Tantalus, and another Son
Atreus and Thyestes, the sons of Pelops by Hippodamia, governed their kingdom, every other year, having agreed to rule by turns. Thyestes, with theof his brother's wife, Aërope, whom he enticed to commit adultery, makes away with the golden ram. The fate of the Kingdom hanging on the possession thereof, and conscious of his guilt, he goes away into exile. Atreus, angry that he should have thus escaped his vengeance, pretends that he will restore him to favor, if he will send his sons as hostages; he persuades him to return and offers him his share of the kingdom again, and he persists in this persuasion. He has the three sons received as hostages sacrificed, and serves them up as a feast, part of them roasted, and part boiled, to the unsuspecting parents, and Atreus hands Thyestes wine mixed with their blood. Towards the end of the feast (from which Phœbus has fled, lest he should witness it) Atreus shows him the heads and hands of his sons, and tells him that they were the feast of which he had partaken, jeering at his brother's disgust, grief and curses.
THE GHOST OF TANTALUS—MEGÆRA.
Tantalus is brought from Hell by the Fury (Megæra), and he is compelled to foster the wicked enmity between his grandsons, Atreus and Thyestes, and the sons of Pelops.

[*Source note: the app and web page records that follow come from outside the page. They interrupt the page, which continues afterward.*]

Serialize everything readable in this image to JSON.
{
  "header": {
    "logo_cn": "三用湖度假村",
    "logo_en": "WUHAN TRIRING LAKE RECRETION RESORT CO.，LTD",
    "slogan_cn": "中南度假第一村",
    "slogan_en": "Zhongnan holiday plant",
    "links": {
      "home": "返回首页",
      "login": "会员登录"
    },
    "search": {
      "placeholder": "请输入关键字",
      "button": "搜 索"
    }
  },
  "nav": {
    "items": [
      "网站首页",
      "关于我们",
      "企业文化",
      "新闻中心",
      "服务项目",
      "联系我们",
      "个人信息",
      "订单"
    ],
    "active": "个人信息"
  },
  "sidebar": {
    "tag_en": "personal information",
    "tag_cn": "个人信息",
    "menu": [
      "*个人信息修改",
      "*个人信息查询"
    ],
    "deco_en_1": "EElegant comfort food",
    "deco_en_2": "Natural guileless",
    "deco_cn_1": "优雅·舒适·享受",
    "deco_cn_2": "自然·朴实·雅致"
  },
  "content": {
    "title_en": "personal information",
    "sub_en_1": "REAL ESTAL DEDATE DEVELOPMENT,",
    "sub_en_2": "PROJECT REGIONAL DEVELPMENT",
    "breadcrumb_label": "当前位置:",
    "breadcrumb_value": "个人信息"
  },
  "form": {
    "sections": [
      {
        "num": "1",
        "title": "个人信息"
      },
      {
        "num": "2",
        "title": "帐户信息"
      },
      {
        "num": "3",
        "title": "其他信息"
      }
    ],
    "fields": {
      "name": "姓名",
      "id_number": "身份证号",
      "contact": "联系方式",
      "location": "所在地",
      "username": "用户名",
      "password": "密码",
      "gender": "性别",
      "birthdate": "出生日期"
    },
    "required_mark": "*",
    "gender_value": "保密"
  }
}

Who has drawn me forth from my miserable abode in Tartarus, where my food was snatched away, as it neared my hungry mouth? which of the Gods has spitefully summoned Tantalus to see the abodes of the living again? Has any new punishment been dis-